Such reactions are most disabling if the individual had early childhood trauma, because often  such developmental traumas leave the individual with deeply buried and irrational feelings that they are inherently at fault, even loathsome. Such vulnerable individuals are unlikely to be discovered during enlistment since they have a lifelong experience hiding their shameful feelings. But under stress conditions that suggest they have once again failed or committed wrong behaviors, they are not only more likely to break, but if they do, they are among the most severely affected and most difficult to effectively treat.


The government’s response to the early scandals was to mount an aggressive approach to providing treatment that continued to emphasize symptom reduction and avoidance of any primary causes, either in the nature of the wars or the early lives of the volunteers. They set up a network of information and service resources that claimed treatment would be effective and available to all in need. They invested in recruiting supportive research from universities and individual therapists that would be willing to work within the government’s guidelines.


However while this aggressive militarized approach to PTSD and treatment is ambitious and impressive, their approach continues to emphasize returning veterans to combat readiness and while avoiding any serious exposure of causes or effective prevention. Thus both the destructive factors prominent in current warfare and in the early developments of unexamined recruits remain unaddressed:  

A local example is the impact of these programs influence on a major peace group in Washington, DC.


Washington Peace Center:

Check out these links relating to the politics of PTSD treatment below. Recently, I attending a workshop on dealing with trauma offered by the Washington Peace Center. They hired a “conflict resolution specialist” who had taken a course at the United States Institute of Peace (USIP) and presented a workshop closely reflecting the US government’s perspective on trauma issues and treatment - which is to ignore causes and focus on superficial and often clinically inappropriate “shake it off” techniques. The USIP was set up in 1984 and run by the US intelligence services to promote international conflict resolution in line with US government interests. A detailed report Regarding Workshop on Trauma given at the Washington Peace Center is available on request. A summary on  this issue follows:

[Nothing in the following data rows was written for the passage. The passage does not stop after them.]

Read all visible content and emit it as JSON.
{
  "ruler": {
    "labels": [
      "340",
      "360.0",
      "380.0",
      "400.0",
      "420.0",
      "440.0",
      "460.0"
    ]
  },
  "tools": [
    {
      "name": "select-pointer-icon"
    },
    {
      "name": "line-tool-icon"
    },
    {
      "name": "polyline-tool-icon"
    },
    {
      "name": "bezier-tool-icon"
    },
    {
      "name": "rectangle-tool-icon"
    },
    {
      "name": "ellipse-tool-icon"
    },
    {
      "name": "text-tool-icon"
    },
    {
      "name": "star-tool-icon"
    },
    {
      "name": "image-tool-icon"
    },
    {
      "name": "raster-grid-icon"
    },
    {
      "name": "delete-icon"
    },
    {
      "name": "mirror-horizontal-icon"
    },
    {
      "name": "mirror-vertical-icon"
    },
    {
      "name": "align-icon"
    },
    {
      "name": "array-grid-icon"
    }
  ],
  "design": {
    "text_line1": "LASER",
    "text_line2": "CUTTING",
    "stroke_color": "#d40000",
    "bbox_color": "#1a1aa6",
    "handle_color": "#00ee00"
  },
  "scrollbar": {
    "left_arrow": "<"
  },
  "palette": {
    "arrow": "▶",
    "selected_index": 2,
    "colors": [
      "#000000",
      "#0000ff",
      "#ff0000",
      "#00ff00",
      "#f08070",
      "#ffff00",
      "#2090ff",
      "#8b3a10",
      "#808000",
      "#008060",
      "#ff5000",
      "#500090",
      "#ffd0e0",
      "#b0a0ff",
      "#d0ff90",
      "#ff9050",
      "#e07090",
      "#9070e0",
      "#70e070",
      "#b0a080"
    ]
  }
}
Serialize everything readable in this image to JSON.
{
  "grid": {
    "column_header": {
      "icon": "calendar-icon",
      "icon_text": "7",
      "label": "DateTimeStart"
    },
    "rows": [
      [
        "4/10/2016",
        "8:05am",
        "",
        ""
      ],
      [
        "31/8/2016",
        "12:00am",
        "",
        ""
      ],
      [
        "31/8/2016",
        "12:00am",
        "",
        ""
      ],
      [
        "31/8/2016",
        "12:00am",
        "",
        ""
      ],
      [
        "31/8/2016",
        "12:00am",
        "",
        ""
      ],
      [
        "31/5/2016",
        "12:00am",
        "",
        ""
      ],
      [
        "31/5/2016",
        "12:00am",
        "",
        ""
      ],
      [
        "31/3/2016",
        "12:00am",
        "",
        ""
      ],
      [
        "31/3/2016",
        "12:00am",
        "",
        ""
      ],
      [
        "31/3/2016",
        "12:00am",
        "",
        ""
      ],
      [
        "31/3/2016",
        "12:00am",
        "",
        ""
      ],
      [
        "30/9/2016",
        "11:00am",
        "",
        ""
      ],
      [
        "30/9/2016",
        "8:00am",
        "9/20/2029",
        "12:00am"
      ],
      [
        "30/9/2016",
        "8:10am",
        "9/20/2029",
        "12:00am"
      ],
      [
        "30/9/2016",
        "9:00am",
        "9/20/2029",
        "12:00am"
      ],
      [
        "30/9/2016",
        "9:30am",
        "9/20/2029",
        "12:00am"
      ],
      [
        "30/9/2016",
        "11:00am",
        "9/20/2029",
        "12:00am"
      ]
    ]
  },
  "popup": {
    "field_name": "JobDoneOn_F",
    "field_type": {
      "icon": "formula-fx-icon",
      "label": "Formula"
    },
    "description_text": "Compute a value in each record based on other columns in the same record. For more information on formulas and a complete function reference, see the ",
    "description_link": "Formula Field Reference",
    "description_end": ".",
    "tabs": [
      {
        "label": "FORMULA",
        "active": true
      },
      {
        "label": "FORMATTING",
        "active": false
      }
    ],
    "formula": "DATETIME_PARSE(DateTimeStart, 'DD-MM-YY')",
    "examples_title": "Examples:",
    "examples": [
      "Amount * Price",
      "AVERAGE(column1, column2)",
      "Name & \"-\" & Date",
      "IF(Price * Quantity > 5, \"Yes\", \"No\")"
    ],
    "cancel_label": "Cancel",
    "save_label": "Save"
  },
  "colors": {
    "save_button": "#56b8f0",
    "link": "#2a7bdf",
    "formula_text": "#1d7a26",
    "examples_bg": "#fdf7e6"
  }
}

US Institute of Peace (USIP):  
Wikipedia on USIP:
Workshop Presenter, Jenica Wright:
Tango Star, main web site promoting STAR treatments: Studies on Trauma and Resilience.

Article in Wall Street Journal: Urging teachers to tell children stand up strong, after 9/11 “ Good Grief: Don't Get Taken By the Trauma Industry”
Special programs developing STAR technology, Example: Eastern Mennonite University:.

I have long supported the Washington Peace Center for its years of work for peace and justice. Recently I was glad to see they were providing a workshop on trauma resolution to the volunteers, but I was shocked by the content. As an anti-war activist and therapist with 35 years experience treating traumas such as PTSD, it was clear this presentation was both clinically and politically damaging and was based on the US military’s approach to PTSD treatment. At the end of the workshop, a number of the many volunteers raised questions that the presenter admitted she wasn’t equipped to answer. I found out that WPC had hired the presenter Jenica Wright, and were unconcerned that her resume included a course from the USIP and they seemed unaware that her technique was superficial and could be damaging to those with childhood trauma. The workshop was attended by many volunteers who were drawn to the WPC work because of their own traumatic experiences. Clearly the WPC leadership was unfamiliar with the political and clinical conflicts involved with the government’s approach to trauma and its treatment. Even after I spoke about this with a number of them, they seemed unconcerned. Talking with board members and others I about this issue and their relationship to the USIP, I believe shows that the WPC lacks leadership and political understanding of both the treatment and politics of conflict resolution.

Washington Peace Center (WPC):

By Walter Teague, LICSW, LCSW-C      09-21-2016 - Updated 10-10-2017.
Tel. 301-439-6755, Cell. 301-455-8483